The ATH-E70 has pretty much the same appointments as the other two models, but comes with a more supple clear cable and a set of Comply (complyfoam.com) closed-cell foam eartips in addition to the four silicone sets. Specs include 20 Hz–19 kHz frequency response, a whopping 109 dB/mW sensitivity, and a 39Ω impedance that matches well with pretty much any headphone amp out there.
When listening to the ATH-E70, you stop hearing the clean, focused, balanced presentation of the ATH-E50, and you start hearing the music and the mix, no more and no less. The soundstage is incredibly wide and airy, bass is solid and powerful, mids are tight and detailed, and the highs are sweet and clear… and when you put it all together, it equates to a listening experience that places it in company with high-end professional headphones.

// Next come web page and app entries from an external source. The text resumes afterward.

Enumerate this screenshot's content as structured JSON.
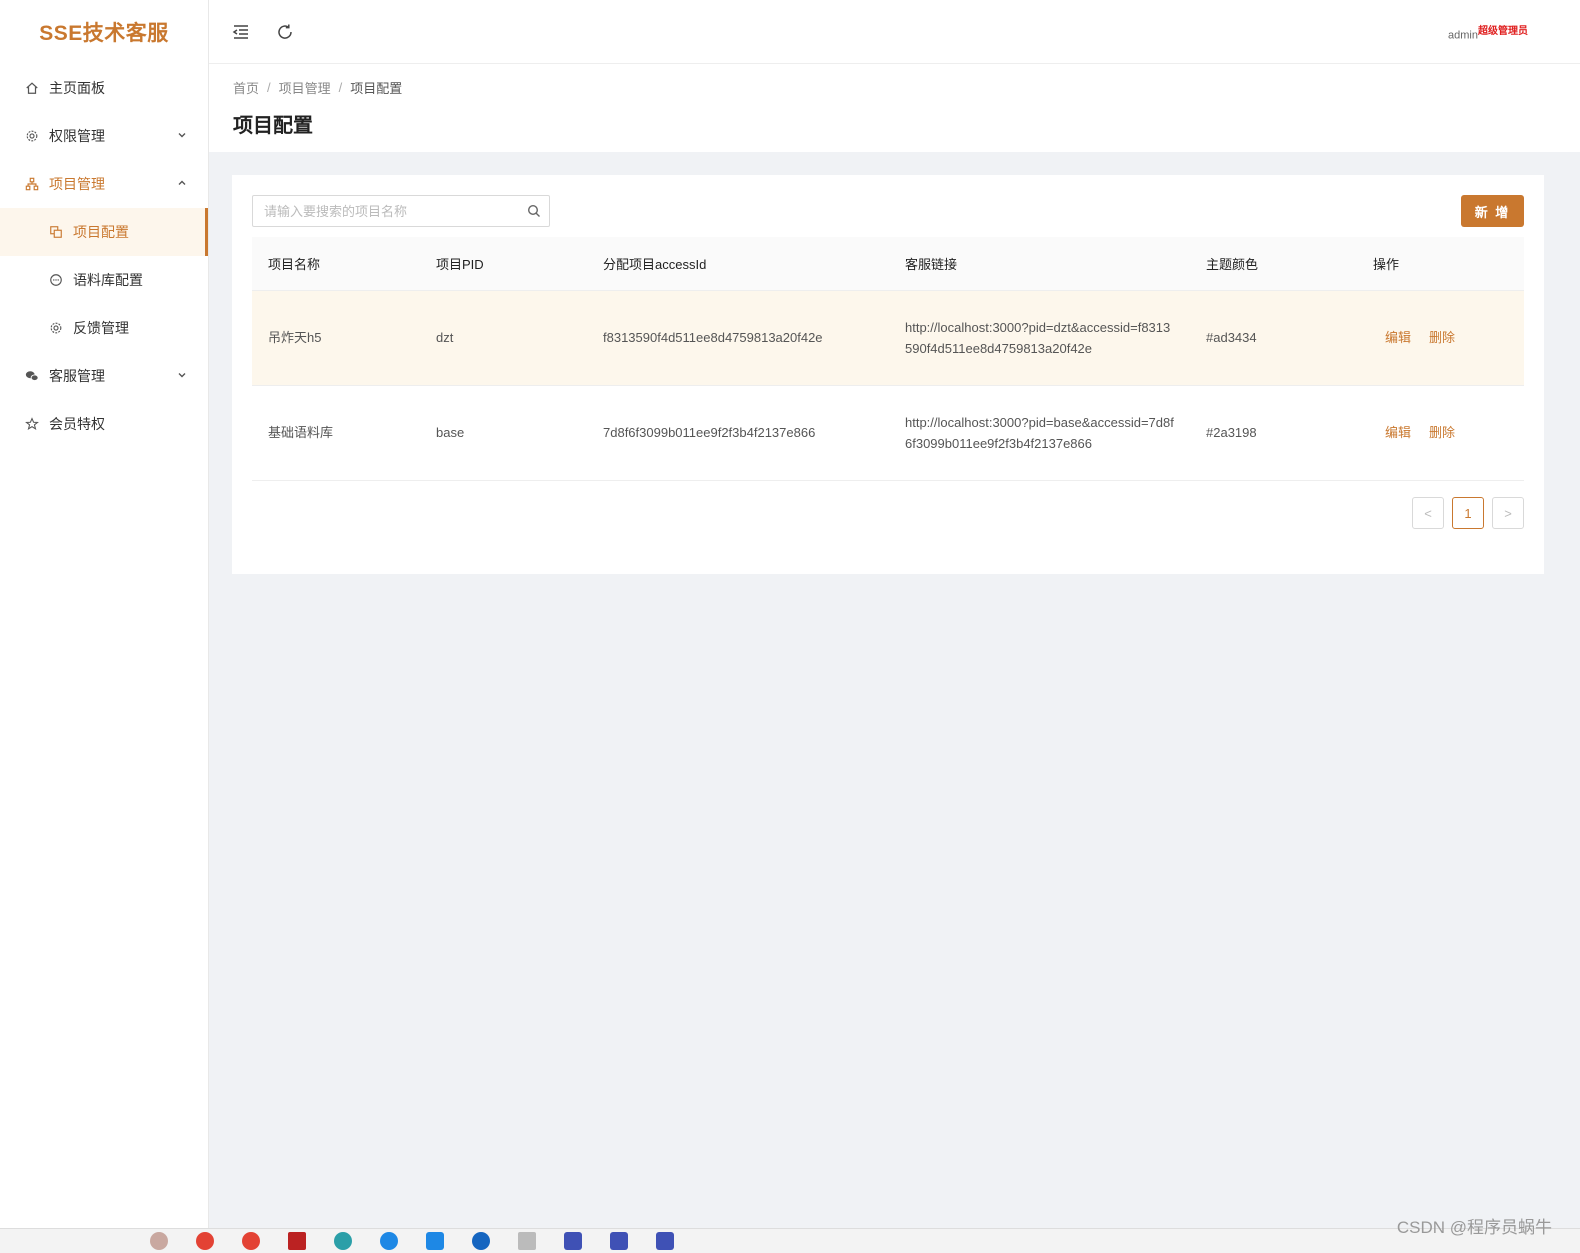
{
  "app": {
    "title": "SSE技术客服"
  },
  "sidebar": {
    "items": [
      {
        "label": "主页面板",
        "icon": "home-icon"
      },
      {
        "label": "权限管理",
        "icon": "gear-icon"
      },
      {
        "label": "项目管理",
        "icon": "org-icon"
      },
      {
        "label": "项目配置",
        "icon": "copy-icon"
      },
      {
        "label": "语料库配置",
        "icon": "chat-icon"
      },
      {
        "label": "反馈管理",
        "icon": "gear-icon"
      },
      {
        "label": "客服管理",
        "icon": "wechat-icon"
      },
      {
        "label": "会员特权",
        "icon": "star-icon"
      }
    ]
  },
  "header": {
    "user": "admin",
    "role": "超级管理员"
  },
  "breadcrumb": {
    "home": "首页",
    "parent": "项目管理",
    "current": "项目配置"
  },
  "page": {
    "title": "项目配置"
  },
  "search": {
    "placeholder": "请输入要搜索的项目名称",
    "value": ""
  },
  "toolbar": {
    "add_label": "新 增"
  },
  "table": {
    "headers": [
      "项目名称",
      "项目PID",
      "分配项目accessId",
      "客服链接",
      "主题颜色",
      "操作"
    ],
    "rows": [
      {
        "name": "吊炸天h5",
        "pid": "dzt",
        "accessid": "f8313590f4d511ee8d4759813a20f42e",
        "link": "http://localhost:3000?pid=dzt&accessid=f8313590f4d511ee8d4759813a20f42e",
        "color": "#ad3434",
        "edit": "编辑",
        "delete": "删除"
      },
      {
        "name": "基础语料库",
        "pid": "base",
        "accessid": "7d8f6f3099b011ee9f2f3b4f2137e866",
        "link": "http://localhost:3000?pid=base&accessid=7d8f6f3099b011ee9f2f3b4f2137e866",
        "color": "#2a3198",
        "edit": "编辑",
        "delete": "删除"
      }
    ]
  },
  "pagination": {
    "prev": "<",
    "current": "1",
    "next": ">"
  },
  "watermark": "CSDN @程序员蜗牛",
  "theme": {
    "accent": "#c9782f",
    "highlight_row": "#fdf7ec"
  }
}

Let me present an example of what I mean. Part of my go-to reference library for headphone and speaker reviews is a live album by one of my favorite artists, recorded decades ago while on a fairly small-scale tour and originally only available to his fan club. On the ATH-E40, you find yourself grooving to the solid bass, the laidback and clear guitars, and the quirky and distinctive lead vocals. On the ATH-E50, you hear the entire mix snap together into a clear and exquisitely detailed whole, with every tiny nuance easy to pick out. On the ATH-E70, you hear that the recording was a board tape reinforced with a couple of audience mics and the mixing engineer did something weird with the bass’s EQ and the kick drum wasn’t tuned properly and the backing vocalists were too far off mic and… you get the idea?
Audio-Technica’s first foray into pro in-ears is a smashing success. The ATH-E40 is an unusual but very solid contender in the entry-level pro in-ear market, one that will attract a lot of attention with its unique driver design. The ATH-E50 is a studio-ready in-ear for serious mixing, delivering exceptional audio performance for its price. And the ATH-E70, well, it’s just a revelation… one of the very best in-ears I’ve heard to date. No matter which E-Series model you choose, there’s a great performer in this line that will meet your needs and then some.
Prices: ATH-E40, $99; ATH-E50, $199; ATH-E70, $399
More from: Audio-Technica, www.audio-technica.com